(Records from a data source)
_____

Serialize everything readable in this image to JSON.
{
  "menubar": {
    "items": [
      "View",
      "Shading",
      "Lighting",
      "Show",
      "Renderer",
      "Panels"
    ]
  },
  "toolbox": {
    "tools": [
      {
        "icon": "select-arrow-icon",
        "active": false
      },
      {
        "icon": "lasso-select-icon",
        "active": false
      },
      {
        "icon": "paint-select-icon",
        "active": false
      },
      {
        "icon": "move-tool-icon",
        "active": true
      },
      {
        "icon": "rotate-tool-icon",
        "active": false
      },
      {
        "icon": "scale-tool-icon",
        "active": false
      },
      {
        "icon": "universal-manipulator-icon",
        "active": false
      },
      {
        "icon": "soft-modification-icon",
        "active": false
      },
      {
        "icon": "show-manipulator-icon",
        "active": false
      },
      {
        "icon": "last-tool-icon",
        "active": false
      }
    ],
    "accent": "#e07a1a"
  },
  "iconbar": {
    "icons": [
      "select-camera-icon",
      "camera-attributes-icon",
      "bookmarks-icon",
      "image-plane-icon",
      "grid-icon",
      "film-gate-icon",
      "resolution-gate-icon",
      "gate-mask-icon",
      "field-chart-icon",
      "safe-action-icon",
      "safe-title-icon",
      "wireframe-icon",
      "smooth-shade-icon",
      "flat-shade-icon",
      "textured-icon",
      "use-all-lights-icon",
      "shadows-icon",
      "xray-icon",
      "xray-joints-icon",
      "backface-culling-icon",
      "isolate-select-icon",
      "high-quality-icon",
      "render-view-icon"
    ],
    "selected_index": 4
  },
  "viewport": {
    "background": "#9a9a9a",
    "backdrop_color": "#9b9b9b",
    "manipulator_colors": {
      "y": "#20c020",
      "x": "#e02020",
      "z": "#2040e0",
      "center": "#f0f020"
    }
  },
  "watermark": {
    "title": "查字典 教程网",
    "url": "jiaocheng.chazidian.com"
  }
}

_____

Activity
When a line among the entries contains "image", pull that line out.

Answer
Serialize everything readable in this image to JSON.
      "image-plane-icon",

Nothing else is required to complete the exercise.